Govt rejects call to criminalise smacking in England

The Westminster Government has confirmed that it does not plan to ban smacking in England, following pressure to criminalise parents who reasonably chastise their children.

The Royal College of Paediatrics and Child Health published a report urging ministers in both England and Northern Ireland to axe the legal defence of reasonable chastisement, which currently allows loving parents to lightly discipline their children without fear of prosecution.

The Scottish Government came under fire for instructing people to call 999 on parents when it banned smacking in 2020, and the Welsh Government spent around £2.7 million publicising its own ban introduced in 2022.

‘Criminalising parents’

In response to the calls for a ban, a spokesperson for England’s Department for Education said: “Any form of violence towards a child is completely unacceptable and we have clear laws in place to prevent it.”

They added: “We are supporting teachers, social workers and all safeguarding professionals to spot the signs of abuse or neglect more quickly”, and that its safeguarding framework for children in England “makes clear what organisations should do to keep children safe”.

While proponents of a ban say it is not about opening up parents to prosecution, Be Reasonable spokesman Simon Calvert told Jeremy Vine on BBC Radio 2: “The Scottish Government have banned smacking. For months they told us, ‘This is not about criminalising parents’; day one of the new law coming into force they issued guidance saying, ‘if you see a parent smack a child, dial 999’.

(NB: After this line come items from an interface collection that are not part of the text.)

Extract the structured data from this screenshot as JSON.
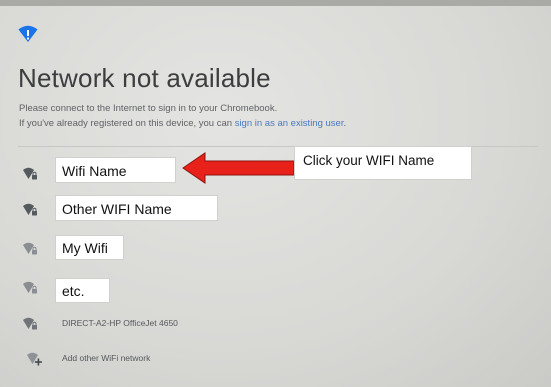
{
  "screen": {
    "title": "Network not available",
    "subtitle_line1": "Please connect to the Internet to sign in to your Chromebook.",
    "subtitle_line2_prefix": "If you've already registered on this device, you can ",
    "subtitle_link": "sign in as an existing user",
    "subtitle_line2_suffix": "."
  },
  "networks": [
    {
      "label": "Wifi Name",
      "icon": "wifi-lock-icon"
    },
    {
      "label": "Other WIFI Name",
      "icon": "wifi-lock-icon"
    },
    {
      "label": "My Wifi",
      "icon": "wifi-lock-icon"
    },
    {
      "label": "etc.",
      "icon": "wifi-lock-icon"
    },
    {
      "label": "DIRECT-A2-HP OfficeJet 4650",
      "icon": "wifi-lock-icon"
    },
    {
      "label": "Add other WiFi network",
      "icon": "wifi-add-icon"
    }
  ],
  "annotation": {
    "callout": "Click your WIFI Name",
    "arrow_color": "#e8211b"
  },
  "colors": {
    "accent": "#1a73e8",
    "link": "#4a78c0",
    "title": "#3b3d3f"
  }
}
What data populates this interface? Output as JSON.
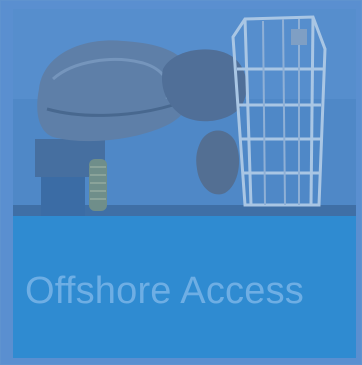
{
  "tile": {
    "title": "Offshore Access",
    "image_icon": "gangway-crane-photo",
    "colors": {
      "frame": "#5a8fd0",
      "banner": "#2f8bd1",
      "title_text": "#6eaee4",
      "photo_tint": "#4d86c6"
    }
  }
}
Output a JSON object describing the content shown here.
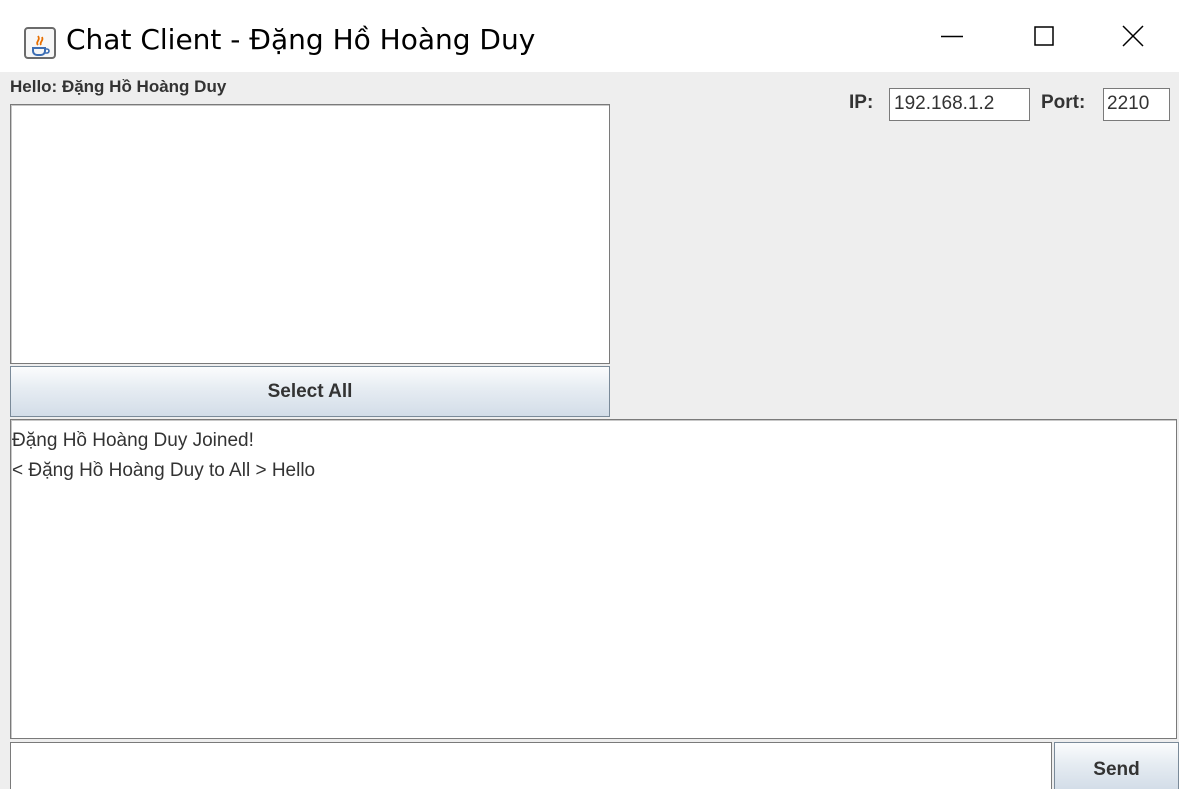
{
  "window": {
    "title": "Chat Client - Đặng Hồ Hoàng Duy",
    "icon": "java-cup-icon"
  },
  "greeting": "Hello: Đặng Hồ Hoàng Duy",
  "user_list": {
    "items": []
  },
  "select_all_label": "Select All",
  "connection": {
    "ip_label": "IP:",
    "ip_value": "192.168.1.2",
    "port_label": "Port:",
    "port_value": "2210"
  },
  "chat": {
    "lines": [
      "Đặng Hồ Hoàng Duy Joined!",
      "< Đặng Hồ Hoàng Duy to All > Hello"
    ]
  },
  "message_input": {
    "value": ""
  },
  "send_label": "Send"
}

“So it is very much about criminalising parents.”

‘Nanny state’

The UK Government’s position reflects its recent history of rejecting calls to ban smacking.

In 2022, the then Education Secretary Nadhim Zahawi told Times Radio: “My very strong view is that actually we have got to trust parents on this and parents being able to discipline their children is something that they should be entitled to do.

“We have got to just make sure we don’t end up in a world where the state is nannying people about how they bring up their children.”

Also see:

Children and mother

Welsh Govt throws millions at ‘pernicious’ smacking ban

Shadow Health Secretary: ‘Smacking is not immoral’

Call 999 if parent smacks child, says Scot Govt